Harry BruiniusThe Christian Science Monitor

Workers for the busiest commuter railroad in the United States are threatening to go on strike later this month as union leaders and New York state officials go down to the wire after four years of wrangling over a new contract.

As a July 20 strike deadline looms, negotiations have spiraled into a virtual soap opera of election-year political gamesmanship. Byzantine state and federal labor laws are involved, and 300,000 weekday commuters from Long Island could be affected.

At issue is the fact that more than 5,400 employees for Long Island Rail Road (LIRR) have been working without a contract since 2010. They are seeking a long-sought raise and trying to limit the amount that employees will have to contribute to their health care coverage.

The union and New York’s Metropolitan Transportation Authority, which oversees the LIRR as well as New York City’s subway and bus system, plan to return to the bargaining table Thursday. But after four years of stalled talks and federal mediation, tensions are running high.

Complicating matters is the federal Railway Labor Act of 1926. According to New York law, LIRR employees can't go on strike, since they are considered "essential." But the Railway Labor Act allows LIRR workers to go on strike on July 20, which will mark four years of negotiations.

As a result, both sides are having to triangulate between each other, the state, and Washington. Congress could force a “cooling off” period for negotiations to continue or require binding arbitration.

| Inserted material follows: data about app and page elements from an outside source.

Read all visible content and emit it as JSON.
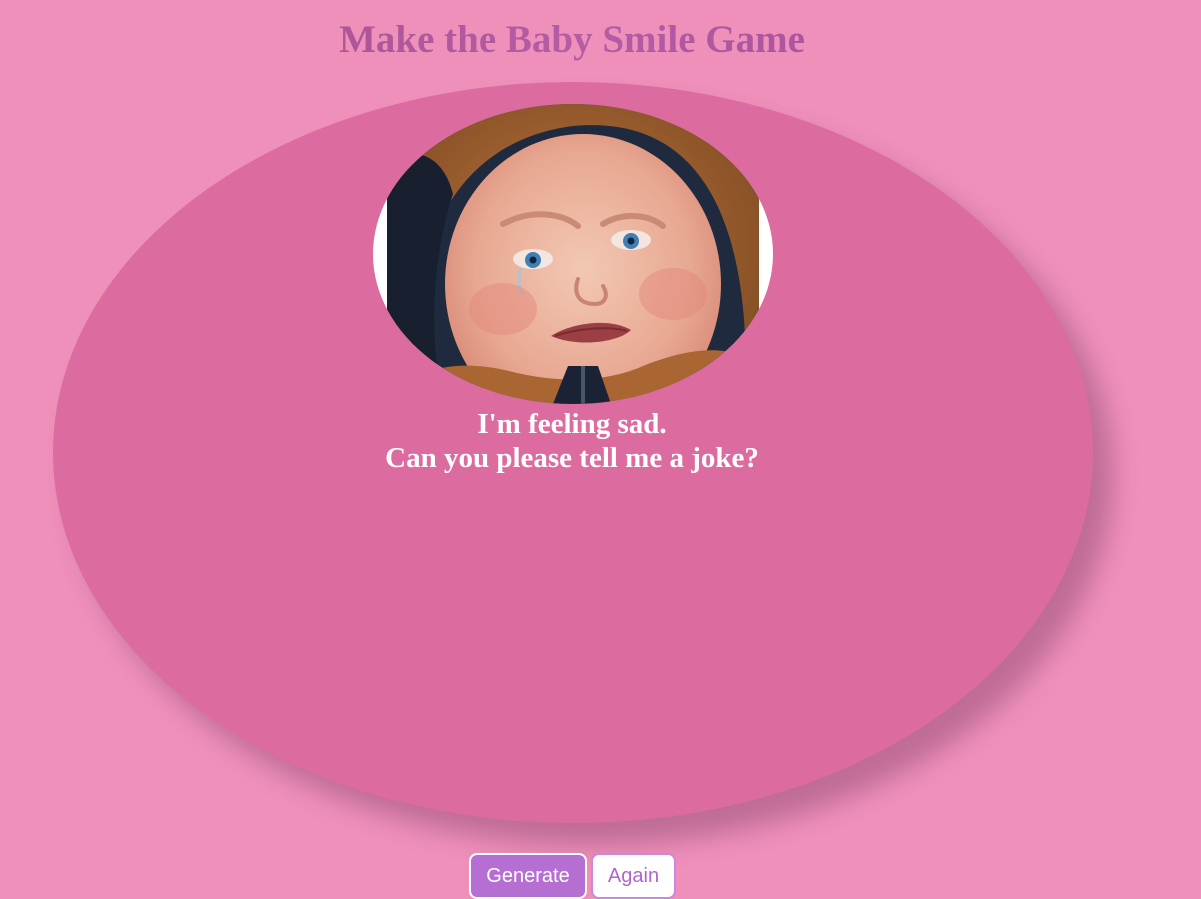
{
  "game": {
    "title": "Make the Baby Smile Game"
  },
  "baby": {
    "image_alt": "sad crying baby",
    "message_line1": "I'm feeling sad.",
    "message_line2": "Can you please tell me a joke?"
  },
  "controls": {
    "generate_label": "Generate",
    "again_label": "Again"
  },
  "colors": {
    "page_background": "#ef90bb",
    "oval_background": "#dc6c9f",
    "title_gradient": "#a04c86",
    "generate_button": "#b56fd3",
    "again_button_text": "#b164cd"
  }
}
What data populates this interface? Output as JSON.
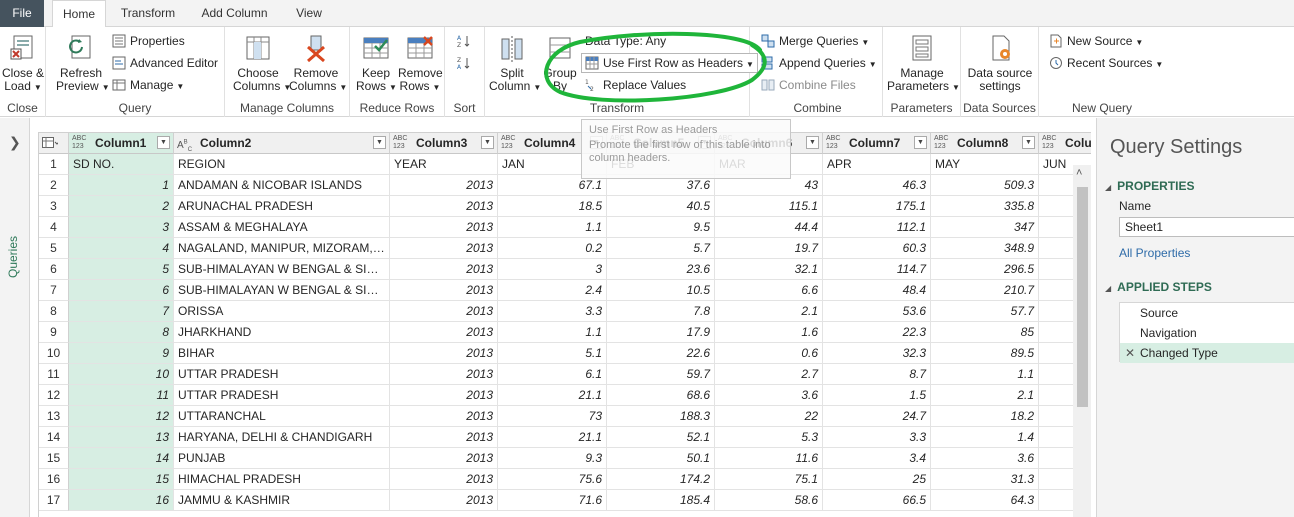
{
  "tabs": [
    "File",
    "Home",
    "Transform",
    "Add Column",
    "View"
  ],
  "ribbon": {
    "close": {
      "label1": "Close &",
      "label2": "Load",
      "group": "Close"
    },
    "query": {
      "refresh1": "Refresh",
      "refresh2": "Preview",
      "properties": "Properties",
      "advanced_editor": "Advanced Editor",
      "manage": "Manage",
      "group": "Query"
    },
    "manage_columns": {
      "choose1": "Choose",
      "choose2": "Columns",
      "remove1": "Remove",
      "remove2": "Columns",
      "group": "Manage Columns"
    },
    "reduce_rows": {
      "keep1": "Keep",
      "keep2": "Rows",
      "remove1": "Remove",
      "remove2": "Rows",
      "group": "Reduce Rows"
    },
    "sort": {
      "group": "Sort"
    },
    "transform": {
      "split1": "Split",
      "split2": "Column",
      "group_by1": "Group",
      "group_by2": "By",
      "data_type": "Data Type: Any",
      "use_first_row": "Use First Row as Headers",
      "replace_values": "Replace Values",
      "group": "Transform"
    },
    "combine": {
      "merge": "Merge Queries",
      "append": "Append Queries",
      "combine_files": "Combine Files",
      "group": "Combine"
    },
    "parameters": {
      "manage1": "Manage",
      "manage2": "Parameters",
      "group": "Parameters"
    },
    "data_sources": {
      "label1": "Data source",
      "label2": "settings",
      "group": "Data Sources"
    },
    "new_query": {
      "new_source": "New Source",
      "recent_sources": "Recent Sources",
      "group": "New Query"
    }
  },
  "left_pane": {
    "label": "Queries"
  },
  "tooltip": {
    "title": "Use First Row as Headers",
    "body": "Promote the first row of this table into column headers."
  },
  "grid": {
    "type_any": "ABC\n123",
    "type_text": "ABC",
    "columns": [
      "Column1",
      "Column2",
      "Column3",
      "Column4",
      "Column5",
      "Column6",
      "Column7",
      "Column8",
      "Colu"
    ],
    "rows": [
      [
        "1",
        "SD NO.",
        "REGION",
        "YEAR",
        "JAN",
        "FEB",
        "MAR",
        "APR",
        "MAY",
        "JUN"
      ],
      [
        "2",
        "1",
        "ANDAMAN & NICOBAR ISLANDS",
        "2013",
        "67.1",
        "37.6",
        "43",
        "46.3",
        "509.3",
        ""
      ],
      [
        "3",
        "2",
        "ARUNACHAL PRADESH",
        "2013",
        "18.5",
        "40.5",
        "115.1",
        "175.1",
        "335.8",
        ""
      ],
      [
        "4",
        "3",
        "ASSAM & MEGHALAYA",
        "2013",
        "1.1",
        "9.5",
        "44.4",
        "112.1",
        "347",
        ""
      ],
      [
        "5",
        "4",
        "NAGALAND, MANIPUR, MIZORAM,TRIPU...",
        "2013",
        "0.2",
        "5.7",
        "19.7",
        "60.3",
        "348.9",
        ""
      ],
      [
        "6",
        "5",
        "SUB-HIMALAYAN W BENGAL & SIKKIM",
        "2013",
        "3",
        "23.6",
        "32.1",
        "114.7",
        "296.5",
        ""
      ],
      [
        "7",
        "6",
        "SUB-HIMALAYAN W BENGAL & SIKKIM",
        "2013",
        "2.4",
        "10.5",
        "6.6",
        "48.4",
        "210.7",
        ""
      ],
      [
        "8",
        "7",
        "ORISSA",
        "2013",
        "3.3",
        "7.8",
        "2.1",
        "53.6",
        "57.7",
        ""
      ],
      [
        "9",
        "8",
        "JHARKHAND",
        "2013",
        "1.1",
        "17.9",
        "1.6",
        "22.3",
        "85",
        ""
      ],
      [
        "10",
        "9",
        "BIHAR",
        "2013",
        "5.1",
        "22.6",
        "0.6",
        "32.3",
        "89.5",
        ""
      ],
      [
        "11",
        "10",
        "UTTAR PRADESH",
        "2013",
        "6.1",
        "59.7",
        "2.7",
        "8.7",
        "1.1",
        ""
      ],
      [
        "12",
        "11",
        "UTTAR PRADESH",
        "2013",
        "21.1",
        "68.6",
        "3.6",
        "1.5",
        "2.1",
        ""
      ],
      [
        "13",
        "12",
        "UTTARANCHAL",
        "2013",
        "73",
        "188.3",
        "22",
        "24.7",
        "18.2",
        ""
      ],
      [
        "14",
        "13",
        "HARYANA, DELHI & CHANDIGARH",
        "2013",
        "21.1",
        "52.1",
        "5.3",
        "3.3",
        "1.4",
        ""
      ],
      [
        "15",
        "14",
        "PUNJAB",
        "2013",
        "9.3",
        "50.1",
        "11.6",
        "3.4",
        "3.6",
        ""
      ],
      [
        "16",
        "15",
        "HIMACHAL PRADESH",
        "2013",
        "75.6",
        "174.2",
        "75.1",
        "25",
        "31.3",
        ""
      ],
      [
        "17",
        "16",
        "JAMMU & KASHMIR",
        "2013",
        "71.6",
        "185.4",
        "58.6",
        "66.5",
        "64.3",
        ""
      ]
    ]
  },
  "settings": {
    "title": "Query Settings",
    "properties": "PROPERTIES",
    "name_label": "Name",
    "name_value": "Sheet1",
    "all_properties": "All Properties",
    "applied_steps": "APPLIED STEPS",
    "steps": [
      "Source",
      "Navigation",
      "Changed Type"
    ]
  },
  "colors": {
    "selected": "#d7eee3",
    "annotation": "#1fb53a",
    "accent": "#2f6b54"
  }
}
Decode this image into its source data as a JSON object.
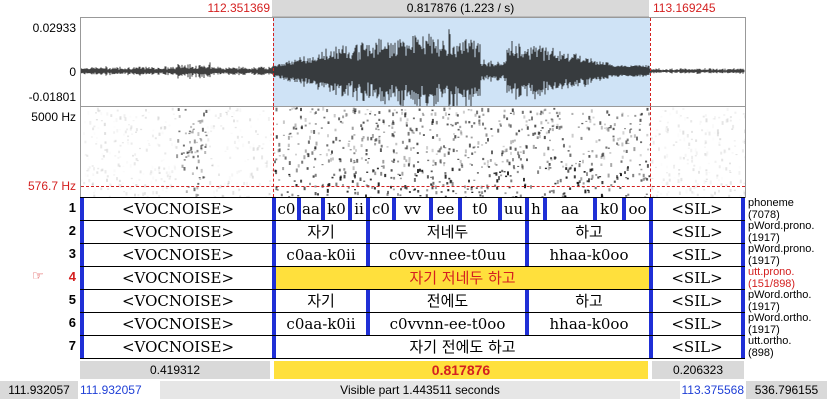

It could also impose a settlement.

New York Governor Andrew Cuomo has said  “Congress is pivotal to what happens here” and dispatched his hand-picked MTA chief, Thomas Prendergast, to Capitol Hill Wednesday, hoping the state's congressional delegation would step in to stop a strike.

But New York's members of Congress want nothing to do with the situation. “You didn't need to be a PhD in political science to know that the House of Representatives would never help New York out of a strike situation,” said Sen. Charles Schumer (D) of New York.

Governor Cuomo blamed the union for the congressional snub. Union coalition leader Anthony Simon responded by wondering why Mr. Prendergast traveled to Washington instead of the negotiating table.

Many observers sense a reprise of April's negotiations over the contracts of 34,000 MTA subway and bus workers. They, too, had been without a contract for more than two years and were at an impasse. Cuomo stepped in during Easter week to broker a deal – and receive most of the credit.

The MTA has offered LIRR a 17 percent raise over seven years; union officials insist that this happen over six. The union is also balking over the MTA’s plan to have existing employees contribute 2 percent of their salaries to their health insurance, with new hires contributing 4 percent. Workers currently contribute nothing to their health plans. Union officials are expected to make a counter offer Thursday.

Consistent with the 1926 federal law, President Obama has convened two “presidential emergency boards” to help resolve the dispute. Both 3-person panels issued nonbinding recommendations that sided with the workers.

As negotiations continue, the MTA has embarked on a “communications blitz,” running ads warning commuters of the possible strike and putting public pressure on the unions.

“We continue to hope that we can avoid a work stoppage at the bargaining table,” Prendergast said in a statement. “But nevertheless, we want LIRR customers and all Long Island residents to be aware that there is a potential for a disruption of service and what that might mean.”